Source data
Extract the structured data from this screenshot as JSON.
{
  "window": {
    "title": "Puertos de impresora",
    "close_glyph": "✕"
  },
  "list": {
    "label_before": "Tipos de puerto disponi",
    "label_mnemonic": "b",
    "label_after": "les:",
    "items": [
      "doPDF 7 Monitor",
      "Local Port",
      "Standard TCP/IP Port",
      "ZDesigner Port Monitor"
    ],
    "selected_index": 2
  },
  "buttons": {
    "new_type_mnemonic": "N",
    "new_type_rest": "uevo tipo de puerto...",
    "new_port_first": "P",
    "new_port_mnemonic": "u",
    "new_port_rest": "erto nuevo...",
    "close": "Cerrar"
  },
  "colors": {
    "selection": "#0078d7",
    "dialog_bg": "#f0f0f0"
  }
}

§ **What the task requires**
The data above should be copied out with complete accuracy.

§ **Answer to this task**
Extract the structured data from this screenshot as JSON.
{
  "window": {
    "title": "Puertos de impresora",
    "close_glyph": "✕"
  },
  "list": {
    "label_before": "Tipos de puerto disponi",
    "label_mnemonic": "b",
    "label_after": "les:",
    "items": [
      "doPDF 7 Monitor",
      "Local Port",
      "Standard TCP/IP Port",
      "ZDesigner Port Monitor"
    ],
    "selected_index": 2
  },
  "buttons": {
    "new_type_mnemonic": "N",
    "new_type_rest": "uevo tipo de puerto...",
    "new_port_first": "P",
    "new_port_mnemonic": "u",
    "new_port_rest": "erto nuevo...",
    "close": "Cerrar"
  },
  "colors": {
    "selection": "#0078d7",
    "dialog_bg": "#f0f0f0"
  }
}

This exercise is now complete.